Task requirements: Exact repetition is required: output every record in full.

Record set:
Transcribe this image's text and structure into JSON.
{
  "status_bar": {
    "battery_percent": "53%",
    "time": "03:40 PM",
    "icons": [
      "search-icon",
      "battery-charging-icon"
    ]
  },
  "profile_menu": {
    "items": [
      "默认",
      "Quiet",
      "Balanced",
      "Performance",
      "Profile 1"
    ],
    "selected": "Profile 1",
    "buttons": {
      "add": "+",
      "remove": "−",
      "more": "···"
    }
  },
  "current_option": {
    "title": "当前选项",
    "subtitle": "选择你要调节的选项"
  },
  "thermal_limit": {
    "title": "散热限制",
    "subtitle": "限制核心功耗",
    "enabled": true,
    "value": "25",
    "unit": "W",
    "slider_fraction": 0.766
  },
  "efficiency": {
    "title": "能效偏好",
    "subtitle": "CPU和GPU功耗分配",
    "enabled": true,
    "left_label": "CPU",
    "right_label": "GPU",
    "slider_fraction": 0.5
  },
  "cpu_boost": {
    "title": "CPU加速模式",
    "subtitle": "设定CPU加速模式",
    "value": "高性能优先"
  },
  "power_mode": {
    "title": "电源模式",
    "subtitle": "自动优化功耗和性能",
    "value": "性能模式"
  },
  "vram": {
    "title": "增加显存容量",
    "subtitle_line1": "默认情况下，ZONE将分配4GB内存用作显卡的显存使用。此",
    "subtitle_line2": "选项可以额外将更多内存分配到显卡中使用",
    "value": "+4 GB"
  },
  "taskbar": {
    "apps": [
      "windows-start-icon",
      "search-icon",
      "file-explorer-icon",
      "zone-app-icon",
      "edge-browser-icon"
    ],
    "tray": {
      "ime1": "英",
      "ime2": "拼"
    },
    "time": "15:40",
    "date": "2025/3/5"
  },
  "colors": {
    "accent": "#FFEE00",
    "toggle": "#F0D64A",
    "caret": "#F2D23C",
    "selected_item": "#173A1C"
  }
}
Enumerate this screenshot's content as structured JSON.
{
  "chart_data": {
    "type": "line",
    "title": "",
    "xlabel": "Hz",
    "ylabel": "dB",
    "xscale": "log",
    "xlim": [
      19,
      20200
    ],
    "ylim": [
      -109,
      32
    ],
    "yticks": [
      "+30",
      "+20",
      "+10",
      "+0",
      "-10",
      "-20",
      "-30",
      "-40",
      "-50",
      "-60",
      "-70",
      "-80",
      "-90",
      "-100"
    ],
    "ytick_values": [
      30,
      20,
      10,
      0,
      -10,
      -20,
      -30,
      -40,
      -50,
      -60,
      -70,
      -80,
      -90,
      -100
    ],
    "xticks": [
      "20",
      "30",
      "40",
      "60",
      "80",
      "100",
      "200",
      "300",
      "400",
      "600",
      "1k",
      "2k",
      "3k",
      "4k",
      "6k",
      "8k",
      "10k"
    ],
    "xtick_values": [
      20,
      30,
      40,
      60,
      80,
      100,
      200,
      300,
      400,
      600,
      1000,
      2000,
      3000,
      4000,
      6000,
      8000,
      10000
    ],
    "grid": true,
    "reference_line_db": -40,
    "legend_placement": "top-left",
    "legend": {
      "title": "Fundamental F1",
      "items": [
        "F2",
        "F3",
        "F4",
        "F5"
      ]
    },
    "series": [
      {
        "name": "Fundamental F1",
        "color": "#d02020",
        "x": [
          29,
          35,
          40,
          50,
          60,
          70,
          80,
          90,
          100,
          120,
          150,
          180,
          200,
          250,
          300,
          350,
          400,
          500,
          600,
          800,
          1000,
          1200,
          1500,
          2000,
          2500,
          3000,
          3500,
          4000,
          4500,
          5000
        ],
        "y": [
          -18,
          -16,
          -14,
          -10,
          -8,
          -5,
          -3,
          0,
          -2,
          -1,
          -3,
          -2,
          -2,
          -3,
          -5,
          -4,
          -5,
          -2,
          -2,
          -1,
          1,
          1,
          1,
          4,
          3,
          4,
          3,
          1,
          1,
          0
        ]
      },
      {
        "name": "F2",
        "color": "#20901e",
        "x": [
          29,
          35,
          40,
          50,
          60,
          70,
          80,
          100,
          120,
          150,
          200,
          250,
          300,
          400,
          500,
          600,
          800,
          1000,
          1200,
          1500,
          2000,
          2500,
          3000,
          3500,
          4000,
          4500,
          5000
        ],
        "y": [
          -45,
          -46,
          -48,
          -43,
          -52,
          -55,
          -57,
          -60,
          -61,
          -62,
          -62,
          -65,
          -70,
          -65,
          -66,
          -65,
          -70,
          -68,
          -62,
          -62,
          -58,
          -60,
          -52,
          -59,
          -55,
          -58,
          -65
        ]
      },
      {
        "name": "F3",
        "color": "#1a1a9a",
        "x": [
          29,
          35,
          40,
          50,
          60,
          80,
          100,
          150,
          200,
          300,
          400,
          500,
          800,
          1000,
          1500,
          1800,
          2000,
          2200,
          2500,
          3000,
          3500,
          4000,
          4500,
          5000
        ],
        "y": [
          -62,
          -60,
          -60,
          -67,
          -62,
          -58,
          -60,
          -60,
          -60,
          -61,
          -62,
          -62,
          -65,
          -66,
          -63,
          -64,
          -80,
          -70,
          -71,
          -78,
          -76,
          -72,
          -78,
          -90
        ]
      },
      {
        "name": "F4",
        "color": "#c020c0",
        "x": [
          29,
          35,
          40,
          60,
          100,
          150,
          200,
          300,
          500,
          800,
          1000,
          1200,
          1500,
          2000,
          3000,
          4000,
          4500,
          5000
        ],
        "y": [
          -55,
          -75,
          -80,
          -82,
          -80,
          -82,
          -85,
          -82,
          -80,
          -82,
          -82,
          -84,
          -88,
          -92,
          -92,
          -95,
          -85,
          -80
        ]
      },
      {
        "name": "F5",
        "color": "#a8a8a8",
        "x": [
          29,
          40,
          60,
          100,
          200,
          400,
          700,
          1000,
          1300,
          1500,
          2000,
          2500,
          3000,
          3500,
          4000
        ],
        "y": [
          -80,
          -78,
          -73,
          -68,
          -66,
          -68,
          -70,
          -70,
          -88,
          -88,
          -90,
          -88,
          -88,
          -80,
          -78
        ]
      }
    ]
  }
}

Answer area:
Transcribe this image's text and structure into JSON.
{
  "status_bar": {
    "battery_percent": "53%",
    "time": "03:40 PM",
    "icons": [
      "search-icon",
      "battery-charging-icon"
    ]
  },
  "profile_menu": {
    "items": [
      "默认",
      "Quiet",
      "Balanced",
      "Performance",
      "Profile 1"
    ],
    "selected": "Profile 1",
    "buttons": {
      "add": "+",
      "remove": "−",
      "more": "···"
    }
  },
  "current_option": {
    "title": "当前选项",
    "subtitle": "选择你要调节的选项"
  },
  "thermal_limit": {
    "title": "散热限制",
    "subtitle": "限制核心功耗",
    "enabled": true,
    "value": "25",
    "unit": "W",
    "slider_fraction": 0.766
  },
  "efficiency": {
    "title": "能效偏好",
    "subtitle": "CPU和GPU功耗分配",
    "enabled": true,
    "left_label": "CPU",
    "right_label": "GPU",
    "slider_fraction": 0.5
  },
  "cpu_boost": {
    "title": "CPU加速模式",
    "subtitle": "设定CPU加速模式",
    "value": "高性能优先"
  },
  "power_mode": {
    "title": "电源模式",
    "subtitle": "自动优化功耗和性能",
    "value": "性能模式"
  },
  "vram": {
    "title": "增加显存容量",
    "subtitle_line1": "默认情况下，ZONE将分配4GB内存用作显卡的显存使用。此",
    "subtitle_line2": "选项可以额外将更多内存分配到显卡中使用",
    "value": "+4 GB"
  },
  "taskbar": {
    "apps": [
      "windows-start-icon",
      "search-icon",
      "file-explorer-icon",
      "zone-app-icon",
      "edge-browser-icon"
    ],
    "tray": {
      "ime1": "英",
      "ime2": "拼"
    },
    "time": "15:40",
    "date": "2025/3/5"
  },
  "colors": {
    "accent": "#FFEE00",
    "toggle": "#F0D64A",
    "caret": "#F2D23C",
    "selected_item": "#173A1C"
  }
}
Enumerate this screenshot's content as structured JSON.
{
  "chart_data": {
    "type": "line",
    "title": "",
    "xlabel": "Hz",
    "ylabel": "dB",
    "xscale": "log",
    "xlim": [
      19,
      20200
    ],
    "ylim": [
      -109,
      32
    ],
    "yticks": [
      "+30",
      "+20",
      "+10",
      "+0",
      "-10",
      "-20",
      "-30",
      "-40",
      "-50",
      "-60",
      "-70",
      "-80",
      "-90",
      "-100"
    ],
    "ytick_values": [
      30,
      20,
      10,
      0,
      -10,
      -20,
      -30,
      -40,
      -50,
      -60,
      -70,
      -80,
      -90,
      -100
    ],
    "xticks": [
      "20",
      "30",
      "40",
      "60",
      "80",
      "100",
      "200",
      "300",
      "400",
      "600",
      "1k",
      "2k",
      "3k",
      "4k",
      "6k",
      "8k",
      "10k"
    ],
    "xtick_values": [
      20,
      30,
      40,
      60,
      80,
      100,
      200,
      300,
      400,
      600,
      1000,
      2000,
      3000,
      4000,
      6000,
      8000,
      10000
    ],
    "grid": true,
    "reference_line_db": -40,
    "legend_placement": "top-left",
    "legend": {
      "title": "Fundamental F1",
      "items": [
        "F2",
        "F3",
        "F4",
        "F5"
      ]
    },
    "series": [
      {
        "name": "Fundamental F1",
        "color": "#d02020",
        "x": [
          29,
          35,
          40,
          50,
          60,
          70,
          80,
          90,
          100,
          120,
          150,
          180,
          200,
          250,
          300,
          350,
          400,
          500,
          600,
          800,
          1000,
          1200,
          1500,
          2000,
          2500,
          3000,
          3500,
          4000,
          4500,
          5000
        ],
        "y": [
          -18,
          -16,
          -14,
          -10,
          -8,
          -5,
          -3,
          0,
          -2,
          -1,
          -3,
          -2,
          -2,
          -3,
          -5,
          -4,
          -5,
          -2,
          -2,
          -1,
          1,
          1,
          1,
          4,
          3,
          4,
          3,
          1,
          1,
          0
        ]
      },
      {
        "name": "F2",
        "color": "#20901e",
        "x": [
          29,
          35,
          40,
          50,
          60,
          70,
          80,
          100,
          120,
          150,
          200,
          250,
          300,
          400,
          500,
          600,
          800,
          1000,
          1200,
          1500,
          2000,
          2500,
          3000,
          3500,
          4000,
          4500,
          5000
        ],
        "y": [
          -45,
          -46,
          -48,
          -43,
          -52,
          -55,
          -57,
          -60,
          -61,
          -62,
          -62,
          -65,
          -70,
          -65,
          -66,
          -65,
          -70,
          -68,
          -62,
          -62,
          -58,
          -60,
          -52,
          -59,
          -55,
          -58,
          -65
        ]
      },
      {
        "name": "F3",
        "color": "#1a1a9a",
        "x": [
          29,
          35,
          40,
          50,
          60,
          80,
          100,
          150,
          200,
          300,
          400,
          500,
          800,
          1000,
          1500,
          1800,
          2000,
          2200,
          2500,
          3000,
          3500,
          4000,
          4500,
          5000
        ],
        "y": [
          -62,
          -60,
          -60,
          -67,
          -62,
          -58,
          -60,
          -60,
          -60,
          -61,
          -62,
          -62,
          -65,
          -66,
          -63,
          -64,
          -80,
          -70,
          -71,
          -78,
          -76,
          -72,
          -78,
          -90
        ]
      },
      {
        "name": "F4",
        "color": "#c020c0",
        "x": [
          29,
          35,
          40,
          60,
          100,
          150,
          200,
          300,
          500,
          800,
          1000,
          1200,
          1500,
          2000,
          3000,
          4000,
          4500,
          5000
        ],
        "y": [
          -55,
          -75,
          -80,
          -82,
          -80,
          -82,
          -85,
          -82,
          -80,
          -82,
          -82,
          -84,
          -88,
          -92,
          -92,
          -95,
          -85,
          -80
        ]
      },
      {
        "name": "F5",
        "color": "#a8a8a8",
        "x": [
          29,
          40,
          60,
          100,
          200,
          400,
          700,
          1000,
          1300,
          1500,
          2000,
          2500,
          3000,
          3500,
          4000
        ],
        "y": [
          -80,
          -78,
          -73,
          -68,
          -66,
          -68,
          -70,
          -70,
          -88,
          -88,
          -90,
          -88,
          -88,
          -80,
          -78
        ]
      }
    ]
  }
}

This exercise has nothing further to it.